By Dustin Hurst | Colorado Watchdog
When it comes to massive government programs, small mistakes can mean big bucks in waste.
Such is case with Colorado’s food stamp program, which hands out millions of dollars in food aid annually to needy state residents. According to federal documents, Colorado is bungling more food stamp payments than the average state and it costs taxpayers millions each year.
In 2012, Colorado bungled 4.55 percent of the payments, either by overpaying recipients or underpaying them. Records show that over those erroneous payments, 3.23 percent were over payments.
Nationwide, Florida enjoyed the lowest total error rate last year, botching a mere 0.77 percent of payments. Rhode Island led the nation in flawed transfers, with a 7.36 percent error rate.
Collectively, states averaged 3.42 percent.

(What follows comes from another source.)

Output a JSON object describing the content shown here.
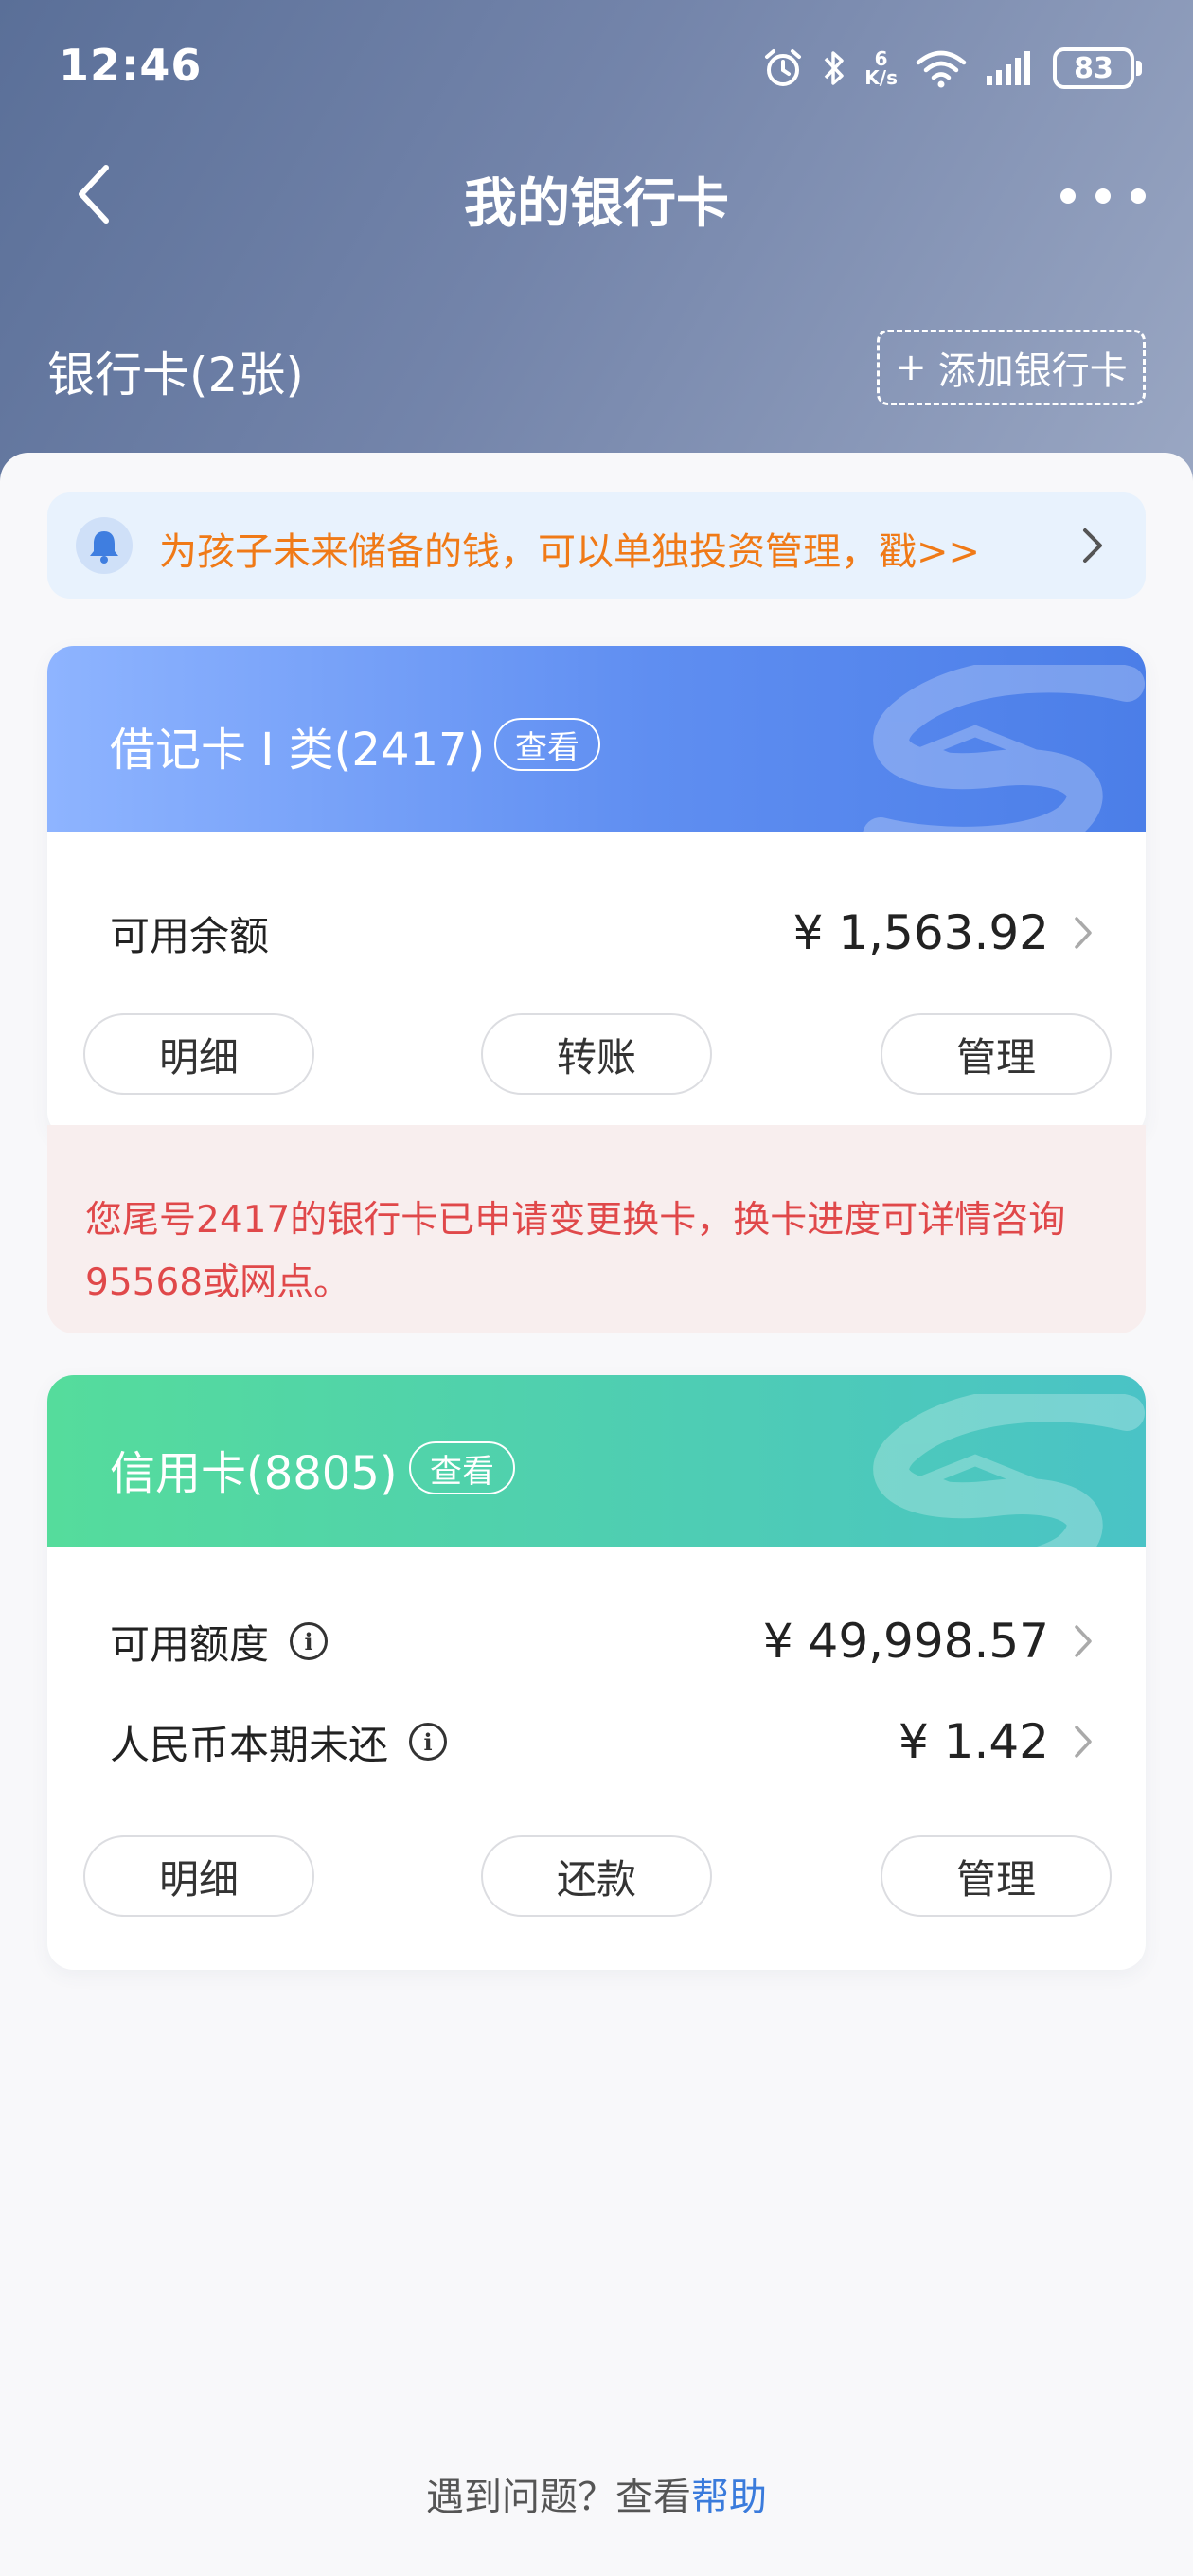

Colorado’s 2012 rate jumped up 2011, when the state reported 4.55 percent in erroneous payments. According to records, Colorado overpaid by $24 million in 2011, including $9 million in underpayments. That year, the state paid out more than $762 million in federally-funded food stamp payments.
Similar data is not yet available for 2012.
In 2010, Colorado reported 3.18 percent in erroneous payments, while overpaying $11 million in food benefits and underpaying $10 million.
The state’s trend, a steady upward march, contradicts the nation’s progress in cracking down on faulty payments. Between 2002 and 2012, the national average error rate dropped from 8.62 percent to 3.42 percent.
In 2011, the states reported more than $2.7 billion in erroneous payments, including $2.1 billion in overpayments.
According to a 2010 Government Accountability Office report to Congress, state workers administering the program caused about 66 percent of the errors.
Why? Well, the complexity of program rules and guidelines.
“This complexity increases the risk that caseworkers will make errors when considering all the factors needed to determine eligibility,” the report said. “For example, caseworkers must verify several types of household assets to determine eligibility and benefit amounts, such as bank accounts, property, and vehicles.”
Alternatively, the report says that recipient caused errors are “difficult” to prevent.
Colorado’s walk to a higher error rate comes as the state continues to see sky-high program usage as families look to utilize government programs to weather a sluggish economy. More than half-a-million Coloradans received food stamps in 2012, up from 250,000 just four years earlier.
Nationally, more than 47.6 million Americans – or about 23 million households – receive food stamps. The average benefit is $133 per person and $275 per household. Those benefits will be cut, though, as a temporary boost to food stamps provided by the 2009 stimulus package expires at the end of October.
Colorado Watchdog has a call in to officials looking for an explanation of Colorado’s rising rate.
Contact Hurst at Dustin@Watchdog.org.